• Exercise instructions: Return every line of the records that includes the string "kind".

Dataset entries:

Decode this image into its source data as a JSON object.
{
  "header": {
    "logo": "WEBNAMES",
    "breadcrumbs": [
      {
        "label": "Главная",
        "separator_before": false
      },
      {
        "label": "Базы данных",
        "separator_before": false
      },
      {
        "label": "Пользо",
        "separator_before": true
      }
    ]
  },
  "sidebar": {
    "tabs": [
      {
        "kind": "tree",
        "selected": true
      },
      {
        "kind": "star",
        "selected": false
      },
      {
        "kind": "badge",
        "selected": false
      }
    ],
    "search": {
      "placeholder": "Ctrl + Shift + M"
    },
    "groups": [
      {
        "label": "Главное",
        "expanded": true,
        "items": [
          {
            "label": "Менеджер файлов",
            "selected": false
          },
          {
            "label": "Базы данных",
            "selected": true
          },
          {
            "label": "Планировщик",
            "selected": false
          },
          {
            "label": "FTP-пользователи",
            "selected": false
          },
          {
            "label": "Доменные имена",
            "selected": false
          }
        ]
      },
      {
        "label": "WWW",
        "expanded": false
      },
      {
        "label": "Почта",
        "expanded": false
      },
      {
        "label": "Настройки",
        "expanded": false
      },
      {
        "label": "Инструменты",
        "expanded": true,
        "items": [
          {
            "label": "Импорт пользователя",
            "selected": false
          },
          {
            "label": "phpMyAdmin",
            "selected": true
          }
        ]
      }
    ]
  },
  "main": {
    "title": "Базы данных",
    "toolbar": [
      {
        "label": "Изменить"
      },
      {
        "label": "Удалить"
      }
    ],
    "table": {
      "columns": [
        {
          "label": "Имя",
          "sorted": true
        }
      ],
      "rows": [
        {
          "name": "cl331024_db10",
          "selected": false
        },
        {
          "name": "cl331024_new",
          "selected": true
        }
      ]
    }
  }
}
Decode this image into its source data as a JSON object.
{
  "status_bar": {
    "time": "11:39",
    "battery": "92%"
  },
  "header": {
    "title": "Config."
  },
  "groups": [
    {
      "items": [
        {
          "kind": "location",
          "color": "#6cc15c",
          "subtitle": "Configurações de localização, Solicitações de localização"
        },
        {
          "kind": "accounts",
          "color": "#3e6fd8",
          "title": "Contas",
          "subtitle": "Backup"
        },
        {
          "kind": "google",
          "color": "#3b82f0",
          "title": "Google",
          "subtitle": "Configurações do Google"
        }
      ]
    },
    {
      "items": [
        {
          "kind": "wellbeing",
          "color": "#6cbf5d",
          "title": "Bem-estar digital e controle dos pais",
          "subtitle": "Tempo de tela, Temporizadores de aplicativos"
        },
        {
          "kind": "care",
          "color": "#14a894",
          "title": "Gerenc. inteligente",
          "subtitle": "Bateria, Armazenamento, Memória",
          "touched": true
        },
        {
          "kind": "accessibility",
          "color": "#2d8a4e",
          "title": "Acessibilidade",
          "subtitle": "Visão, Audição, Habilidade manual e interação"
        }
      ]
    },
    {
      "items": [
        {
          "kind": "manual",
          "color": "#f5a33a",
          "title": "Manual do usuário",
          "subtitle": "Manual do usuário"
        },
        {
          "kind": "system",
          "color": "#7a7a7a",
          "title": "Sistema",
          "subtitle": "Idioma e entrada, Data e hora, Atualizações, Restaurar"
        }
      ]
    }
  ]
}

• Reply to the exercise:
        "kind": "tree",
        "kind": "star",
        "kind": "badge",
          "kind": "location",
          "kind": "accounts",
          "kind": "google",
          "kind": "wellbeing",
          "kind": "care",
          "kind": "accessibility",
          "kind": "manual",
          "kind": "system",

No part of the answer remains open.